When discussing the ERA and ERA Bills currently in the Minnesota and federal legislatures, it’s important to back up your opinions with facts. These talking points can help you stay on track and formulate your own responses to why we need an ERA.
- The equal protection clause of the 14th Amendment has never been interpreted to guarantee equal rights in the same way an Equal Rights Amendment will do. Only since 1971 has the 14th Amendment been applied to sex discrimination. Yet when Supreme Court Justice Antonin Scalia voted against the Lily Ledbetter Act, he declared that the U.S. Constitution does not prohibit discrimination on the basis of sex. That’s why we need the ERA.
- We need a clearer, stricter judicial standard for deciding cases of sex and gender discrimination. Sex and gender discrimination should get strict judicial scrutiny just as religion, country of origin, and race do; but it currently receives only intermediate scrutiny.
- We need an ERA to unleash women from ‘pink collar jobs’, i.e., low paid occupations. Currently women too often are tracked into jobs that are typically paid less than jobs in industry which are male dominated. Roughly two-thirds of minimum-wage earners, essential workers, and seniors living below the poverty level are women.
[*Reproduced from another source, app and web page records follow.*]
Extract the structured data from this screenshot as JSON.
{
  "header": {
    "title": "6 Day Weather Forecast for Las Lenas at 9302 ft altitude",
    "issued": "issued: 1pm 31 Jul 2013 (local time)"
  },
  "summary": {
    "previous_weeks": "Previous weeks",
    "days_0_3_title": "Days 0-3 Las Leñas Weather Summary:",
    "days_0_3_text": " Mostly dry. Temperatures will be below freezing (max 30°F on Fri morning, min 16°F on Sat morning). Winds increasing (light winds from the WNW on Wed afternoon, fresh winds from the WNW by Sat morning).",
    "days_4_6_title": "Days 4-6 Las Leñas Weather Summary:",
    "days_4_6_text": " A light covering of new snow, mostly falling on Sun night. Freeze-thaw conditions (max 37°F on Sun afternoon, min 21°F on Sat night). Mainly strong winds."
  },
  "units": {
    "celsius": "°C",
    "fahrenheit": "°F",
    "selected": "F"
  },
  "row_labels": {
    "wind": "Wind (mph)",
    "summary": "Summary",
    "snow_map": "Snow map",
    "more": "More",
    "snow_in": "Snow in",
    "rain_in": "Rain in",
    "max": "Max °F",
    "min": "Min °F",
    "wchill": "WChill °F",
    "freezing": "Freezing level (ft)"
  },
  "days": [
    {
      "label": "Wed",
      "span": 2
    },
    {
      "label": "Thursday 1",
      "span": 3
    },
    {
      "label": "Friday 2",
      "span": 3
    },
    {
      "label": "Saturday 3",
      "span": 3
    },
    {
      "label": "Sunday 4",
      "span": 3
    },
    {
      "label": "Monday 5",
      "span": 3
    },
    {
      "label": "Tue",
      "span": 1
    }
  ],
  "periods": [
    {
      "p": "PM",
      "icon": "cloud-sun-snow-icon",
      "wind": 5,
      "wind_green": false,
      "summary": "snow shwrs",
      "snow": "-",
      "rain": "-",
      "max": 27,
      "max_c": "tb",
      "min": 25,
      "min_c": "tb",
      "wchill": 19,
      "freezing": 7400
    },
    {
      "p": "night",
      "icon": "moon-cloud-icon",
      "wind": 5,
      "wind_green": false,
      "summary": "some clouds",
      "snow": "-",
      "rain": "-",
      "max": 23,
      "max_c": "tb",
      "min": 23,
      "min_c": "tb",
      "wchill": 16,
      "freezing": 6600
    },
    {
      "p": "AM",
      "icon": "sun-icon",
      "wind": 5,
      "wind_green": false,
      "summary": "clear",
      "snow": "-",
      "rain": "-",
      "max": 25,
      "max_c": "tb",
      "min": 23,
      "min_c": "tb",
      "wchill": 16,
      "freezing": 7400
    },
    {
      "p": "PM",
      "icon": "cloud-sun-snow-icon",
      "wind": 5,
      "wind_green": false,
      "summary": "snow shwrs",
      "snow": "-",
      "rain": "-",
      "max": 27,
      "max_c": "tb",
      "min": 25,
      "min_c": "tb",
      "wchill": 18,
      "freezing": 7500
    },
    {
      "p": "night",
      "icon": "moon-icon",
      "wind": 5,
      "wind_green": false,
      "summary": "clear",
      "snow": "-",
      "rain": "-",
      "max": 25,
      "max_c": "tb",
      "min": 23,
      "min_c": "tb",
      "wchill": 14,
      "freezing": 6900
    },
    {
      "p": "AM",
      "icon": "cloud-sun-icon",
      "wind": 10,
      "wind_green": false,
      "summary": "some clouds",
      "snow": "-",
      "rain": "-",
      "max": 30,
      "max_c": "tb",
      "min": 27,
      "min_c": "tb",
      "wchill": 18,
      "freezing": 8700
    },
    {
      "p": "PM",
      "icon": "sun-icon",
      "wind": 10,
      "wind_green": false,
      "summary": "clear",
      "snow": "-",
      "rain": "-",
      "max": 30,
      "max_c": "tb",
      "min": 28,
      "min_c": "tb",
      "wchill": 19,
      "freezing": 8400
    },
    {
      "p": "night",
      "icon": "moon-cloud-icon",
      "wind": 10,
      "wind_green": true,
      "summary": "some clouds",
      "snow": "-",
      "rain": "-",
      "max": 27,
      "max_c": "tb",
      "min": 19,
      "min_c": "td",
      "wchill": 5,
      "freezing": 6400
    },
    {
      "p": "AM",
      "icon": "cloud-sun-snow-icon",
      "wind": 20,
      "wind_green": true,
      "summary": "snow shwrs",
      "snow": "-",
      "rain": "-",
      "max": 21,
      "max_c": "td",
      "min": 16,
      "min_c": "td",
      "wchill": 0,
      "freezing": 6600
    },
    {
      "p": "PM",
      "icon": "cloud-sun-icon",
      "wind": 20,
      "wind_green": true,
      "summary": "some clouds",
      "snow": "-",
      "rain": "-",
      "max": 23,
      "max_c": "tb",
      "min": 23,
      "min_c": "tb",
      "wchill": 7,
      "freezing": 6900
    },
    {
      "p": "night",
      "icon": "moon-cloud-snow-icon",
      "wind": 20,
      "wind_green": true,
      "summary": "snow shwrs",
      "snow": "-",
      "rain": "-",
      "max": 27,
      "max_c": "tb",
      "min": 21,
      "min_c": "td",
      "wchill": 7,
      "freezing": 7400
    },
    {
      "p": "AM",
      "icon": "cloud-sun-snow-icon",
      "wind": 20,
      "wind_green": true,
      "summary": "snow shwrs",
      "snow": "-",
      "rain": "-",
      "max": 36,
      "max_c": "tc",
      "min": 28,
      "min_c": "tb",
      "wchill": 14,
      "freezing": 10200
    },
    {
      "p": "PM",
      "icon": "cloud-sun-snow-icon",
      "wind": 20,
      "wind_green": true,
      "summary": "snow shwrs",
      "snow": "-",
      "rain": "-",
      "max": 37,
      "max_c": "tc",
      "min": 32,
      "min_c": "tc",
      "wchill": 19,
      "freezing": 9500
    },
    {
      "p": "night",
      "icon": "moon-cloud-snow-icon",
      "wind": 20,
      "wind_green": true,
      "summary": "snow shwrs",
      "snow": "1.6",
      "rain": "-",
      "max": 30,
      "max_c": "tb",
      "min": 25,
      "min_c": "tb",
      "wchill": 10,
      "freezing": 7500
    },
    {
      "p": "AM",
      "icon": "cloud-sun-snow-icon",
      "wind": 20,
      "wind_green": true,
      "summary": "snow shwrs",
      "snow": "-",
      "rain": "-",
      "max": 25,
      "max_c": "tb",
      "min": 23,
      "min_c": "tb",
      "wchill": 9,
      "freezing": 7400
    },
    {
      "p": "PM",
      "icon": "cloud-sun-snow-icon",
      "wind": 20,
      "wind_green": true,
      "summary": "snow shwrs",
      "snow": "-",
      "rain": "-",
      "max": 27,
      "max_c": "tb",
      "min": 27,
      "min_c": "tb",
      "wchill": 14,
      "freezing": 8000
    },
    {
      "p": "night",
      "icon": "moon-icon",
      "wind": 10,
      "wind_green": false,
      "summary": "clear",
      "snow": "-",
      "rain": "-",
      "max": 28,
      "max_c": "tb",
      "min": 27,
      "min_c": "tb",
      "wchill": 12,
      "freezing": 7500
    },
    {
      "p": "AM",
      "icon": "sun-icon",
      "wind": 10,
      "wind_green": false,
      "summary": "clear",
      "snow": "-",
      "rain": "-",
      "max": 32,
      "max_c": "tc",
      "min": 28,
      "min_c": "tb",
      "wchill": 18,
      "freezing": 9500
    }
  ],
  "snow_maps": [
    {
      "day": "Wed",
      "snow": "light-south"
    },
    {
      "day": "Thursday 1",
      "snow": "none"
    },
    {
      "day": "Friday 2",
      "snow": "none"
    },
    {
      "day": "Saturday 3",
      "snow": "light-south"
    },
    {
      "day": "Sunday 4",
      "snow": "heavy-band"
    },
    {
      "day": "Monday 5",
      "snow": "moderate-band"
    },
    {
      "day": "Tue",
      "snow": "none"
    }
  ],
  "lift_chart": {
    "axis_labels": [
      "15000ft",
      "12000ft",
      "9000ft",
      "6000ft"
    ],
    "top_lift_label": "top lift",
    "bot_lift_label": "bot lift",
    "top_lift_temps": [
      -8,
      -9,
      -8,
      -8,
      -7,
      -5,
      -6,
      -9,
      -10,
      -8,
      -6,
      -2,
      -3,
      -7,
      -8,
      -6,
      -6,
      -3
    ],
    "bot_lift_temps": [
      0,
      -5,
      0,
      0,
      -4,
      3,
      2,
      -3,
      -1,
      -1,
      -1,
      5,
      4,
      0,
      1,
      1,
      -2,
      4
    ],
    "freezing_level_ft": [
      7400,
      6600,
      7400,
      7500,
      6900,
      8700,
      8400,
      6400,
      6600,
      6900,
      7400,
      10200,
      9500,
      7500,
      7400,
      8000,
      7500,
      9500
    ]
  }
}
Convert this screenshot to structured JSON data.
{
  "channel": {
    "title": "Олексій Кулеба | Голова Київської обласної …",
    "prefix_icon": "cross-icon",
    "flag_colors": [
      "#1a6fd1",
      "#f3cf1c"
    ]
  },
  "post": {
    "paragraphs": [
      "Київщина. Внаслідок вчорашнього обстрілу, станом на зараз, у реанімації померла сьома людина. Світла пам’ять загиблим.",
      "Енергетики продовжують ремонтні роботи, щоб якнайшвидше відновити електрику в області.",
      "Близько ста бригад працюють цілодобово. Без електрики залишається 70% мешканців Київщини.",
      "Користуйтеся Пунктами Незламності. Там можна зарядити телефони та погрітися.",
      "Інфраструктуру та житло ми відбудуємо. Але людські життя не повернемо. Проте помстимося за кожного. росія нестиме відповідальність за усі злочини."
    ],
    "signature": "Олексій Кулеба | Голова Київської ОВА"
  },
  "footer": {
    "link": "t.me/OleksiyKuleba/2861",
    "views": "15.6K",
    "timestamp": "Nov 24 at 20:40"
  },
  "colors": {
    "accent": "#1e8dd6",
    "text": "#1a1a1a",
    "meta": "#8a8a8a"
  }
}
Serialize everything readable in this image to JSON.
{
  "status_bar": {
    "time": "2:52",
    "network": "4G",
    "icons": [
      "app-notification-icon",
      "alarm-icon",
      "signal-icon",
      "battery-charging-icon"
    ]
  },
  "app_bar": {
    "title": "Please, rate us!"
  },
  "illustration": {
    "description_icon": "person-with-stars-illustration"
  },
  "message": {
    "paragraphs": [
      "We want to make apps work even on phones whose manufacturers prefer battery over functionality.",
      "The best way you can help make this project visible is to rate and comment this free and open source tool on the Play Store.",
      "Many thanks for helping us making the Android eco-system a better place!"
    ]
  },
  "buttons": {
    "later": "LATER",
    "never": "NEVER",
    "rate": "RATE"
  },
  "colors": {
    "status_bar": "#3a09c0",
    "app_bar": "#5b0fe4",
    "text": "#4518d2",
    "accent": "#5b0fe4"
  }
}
- Removing discrimination in the workplace will strengthen our business economy: firms with more women in leadership are more profitable (Harvard Business Review, Feb. 8, 2016; Credit Suisse Report- The CS Gender 3000, 2014). Constitutional equality will help.
- Racial disparities persist. Women make on average only $.82 for every dollar that men earned; and in Minnesota, according to the Minnesota Attorney General’s recent study, while white women received 18% less wages on average than white men, Asian American women received 25% less wages than white men, African American women received 40% less, and Latinas received 45% less. And women here with a master’s degree working full-time earn $1,018 less per year than a comparable man with only a bachelor’s degree.
- Women and people with uteruses still get fired for being pregnant. Women fight and die for our country, but we still don’t have equal rights. Too often courts turn a blind eye to rape and sexual violence. Minnesota must lay the legal framework to protect people against rape and ensure that individuals who are rape survivors are not blamed for the assault. That’s why we need the ERA.
- We can’t be the beacon of light to the world until we address equal justice under law. The ERA spells out equality under the law.